This is Brendan Jordan. He's 11 years old and he racked up almost £1083 ($1744) on Xbox Live. And now, his 37-year-old mum, Dawn, is working two jobs just to make ends meet.
"When I put my card details in 18 months ago I thought it was just for his membership to play online with his friends," Dawn tells UK tabloid The Daily Mail. "A thousand pounds isn't that much to people like Bill Gates, but for a single mum it is a lot of money that I don't have."
Dawn claims that she's now working two jobs in order to pay off the debt her son racked up, and both the bank and Microsoft are blaming each other. "It has taken me ages to permanently get rid of my card details from the website," she says. "It was only when I made a complaint that they took all my details off."
That might be so and this might be The Daily Mail (yeah, I know), but shouldn't Dawn have gotten monthly statements from her bank or credit card company? And, you know, shouldn't she have looked at them? And shouldn't she have gone, Hey Brendan, what are you buying?
"Brendan is 11 and knows his times tables but it was only when I explained to him that he realised how much money he had spent," Dawn says. When she showed him how much he spent, Brendan unplugged the Xbox 360 and apparently said he didn't want the console anymore and started crying. She hasn't punished her son, because she says he feels bad and won't do it again.
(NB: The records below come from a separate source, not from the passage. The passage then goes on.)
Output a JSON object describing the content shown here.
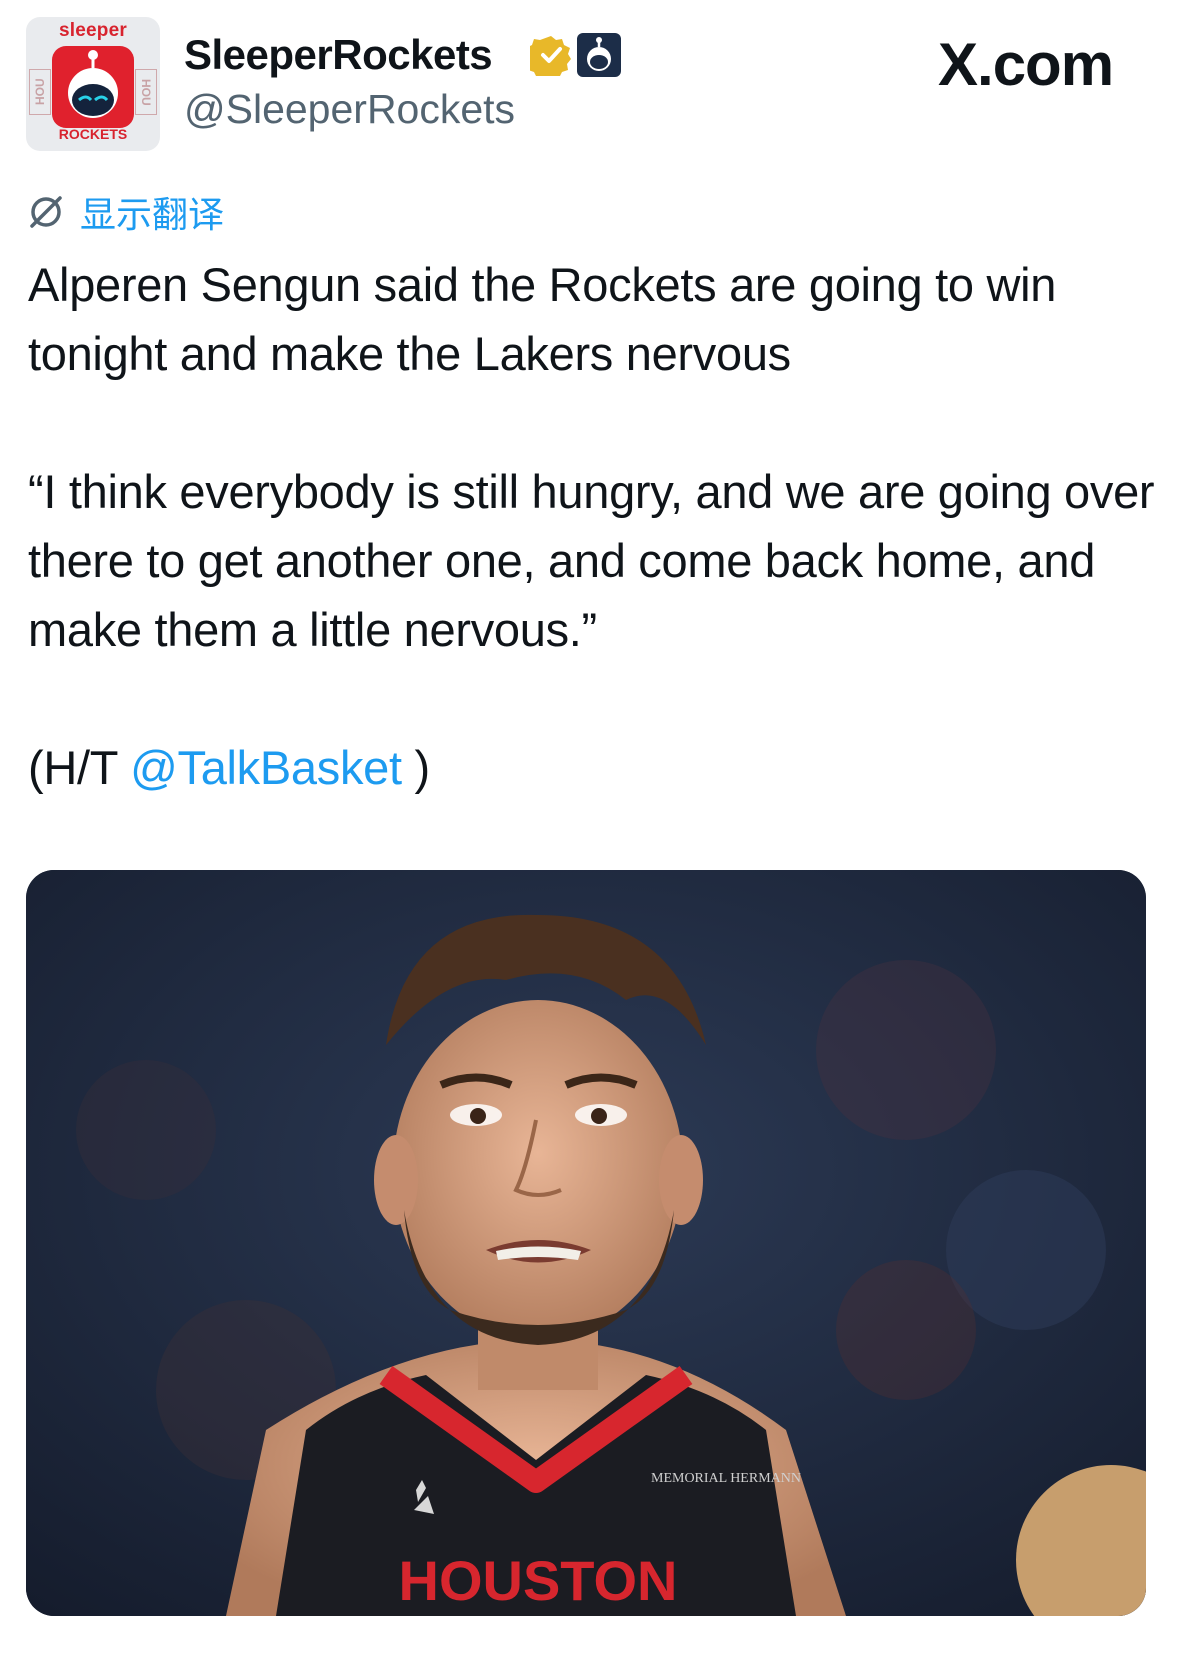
{
  "header": {
    "avatar": {
      "top_text": "sleeper",
      "side_text": "HOU",
      "bottom_text": "ROCKETS"
    },
    "display_name": "SleeperRockets",
    "handle": "@SleeperRockets",
    "site_label": "X.com"
  },
  "translate": {
    "label": "显示翻译",
    "icon": "translate-icon"
  },
  "tweet": {
    "line1": "Alperen Sengun said the Rockets are going to win tonight and make the Lakers nervous",
    "quote": "“I think everybody is still hungry, and we are going over there to get another one, and come back home, and make them a little nervous.”",
    "ht_prefix": "(H/T ",
    "ht_mention": "@TalkBasket",
    "ht_suffix": " )"
  },
  "media": {
    "jersey_sponsor": "MEMORIAL HERMANN",
    "jersey_text": "HOUSTON"
  },
  "colors": {
    "link": "#1d9bf0",
    "text": "#0f1419",
    "secondary": "#536471",
    "rockets_red": "#e0212d",
    "verified_gold": "#e8b829"
  }
}
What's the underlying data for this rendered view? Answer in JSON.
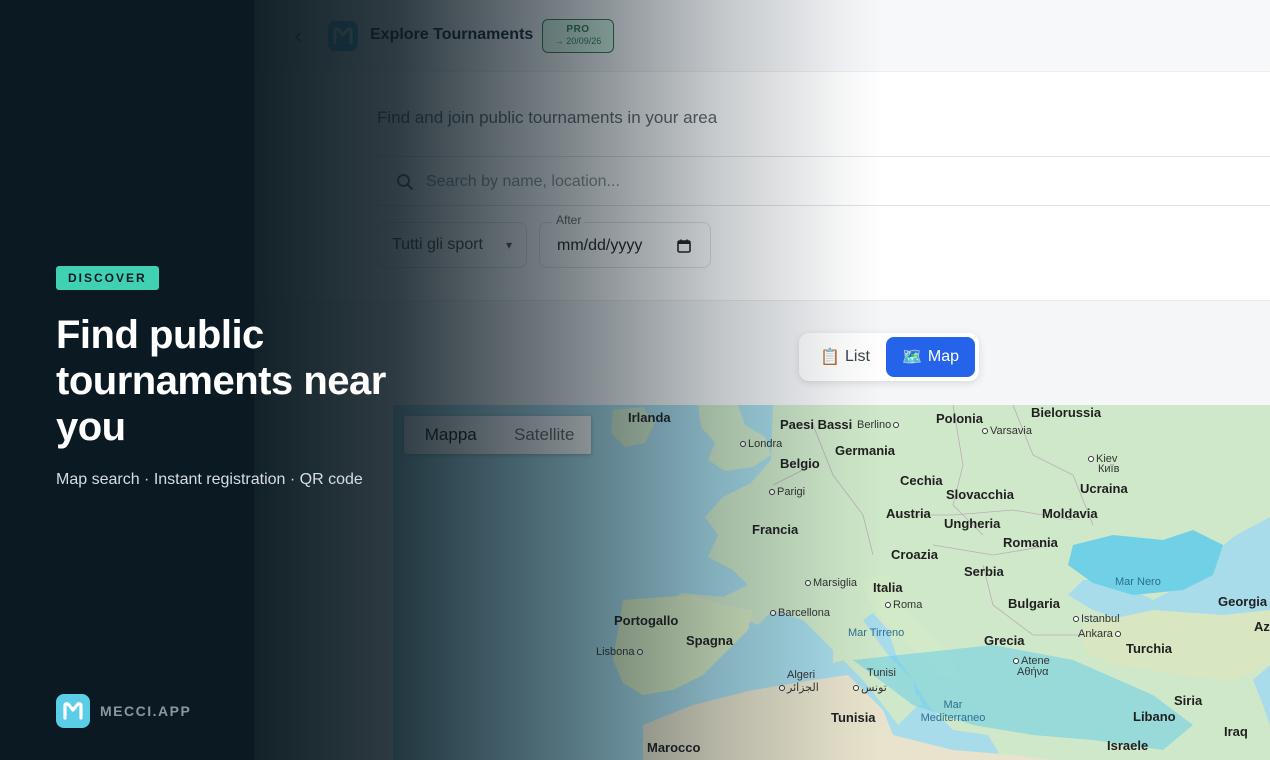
{
  "header": {
    "title": "Explore Tournaments",
    "pro_label": "PRO",
    "pro_expiry": "→ 20/09/26"
  },
  "filters": {
    "subtitle": "Find and join public tournaments in your area",
    "search_placeholder": "Search by name, location...",
    "sport_value": "Tutti gli sport",
    "date_label": "After",
    "date_value": "mm/dd/yyyy"
  },
  "view_toggle": {
    "list_label": "List",
    "map_label": "Map",
    "active": "Map"
  },
  "map": {
    "type_options": [
      "Mappa",
      "Satellite"
    ],
    "active_type": "Mappa",
    "countries": [
      "Irlanda",
      "Paesi Bassi",
      "Polonia",
      "Bielorussia",
      "Germania",
      "Belgio",
      "Cechia",
      "Ucraina",
      "Slovacchia",
      "Francia",
      "Austria",
      "Ungheria",
      "Moldavia",
      "Romania",
      "Croazia",
      "Serbia",
      "Italia",
      "Bulgaria",
      "Georgia",
      "Portogallo",
      "Spagna",
      "Grecia",
      "Turchia",
      "Tunisia",
      "Siria",
      "Libano",
      "Iraq",
      "Israele",
      "Marocco",
      "Az"
    ],
    "cities": [
      "Londra",
      "Berlino",
      "Varsavia",
      "Kiev",
      "Київ",
      "Parigi",
      "Marsiglia",
      "Barcellona",
      "Roma",
      "Istanbul",
      "Ankara",
      "Lisbona",
      "Atene",
      "Αθήνα",
      "Algeri",
      "الجزائر",
      "Tunisi",
      "تونس"
    ],
    "seas": [
      "Mar Nero",
      "Mar Tirreno",
      "Mar Mediterraneo"
    ]
  },
  "sidebar": {
    "badge": "DISCOVER",
    "headline": "Find public tournaments near you",
    "tagline": "Map search · Instant registration · QR code",
    "brand": "MECCI.APP"
  },
  "colors": {
    "background": "#0b1a22",
    "accent": "#3fd1b2",
    "primary": "#2563eb",
    "pro_green": "#2f7a55"
  }
}
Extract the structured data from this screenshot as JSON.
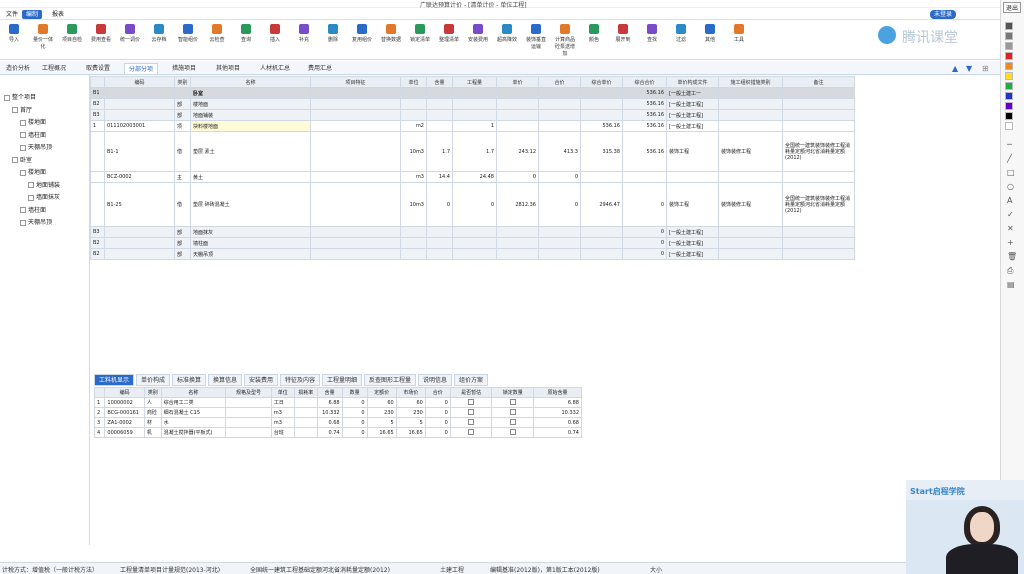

"It is ridiculous to allow someone of his age to make payments without any checks being done," she says. "When he is in gaming mode he can't be thinking about the money. You can't put all that responsibility on a young boy."
"It is impossible to monitor everything your children do," she adds. "These companies should take some responsibility. They take advantage of vulnerable people.'
That's why there are parental controls on Xbox Live, Microsoft points out, adding that complaints of this nature are "extremely rare."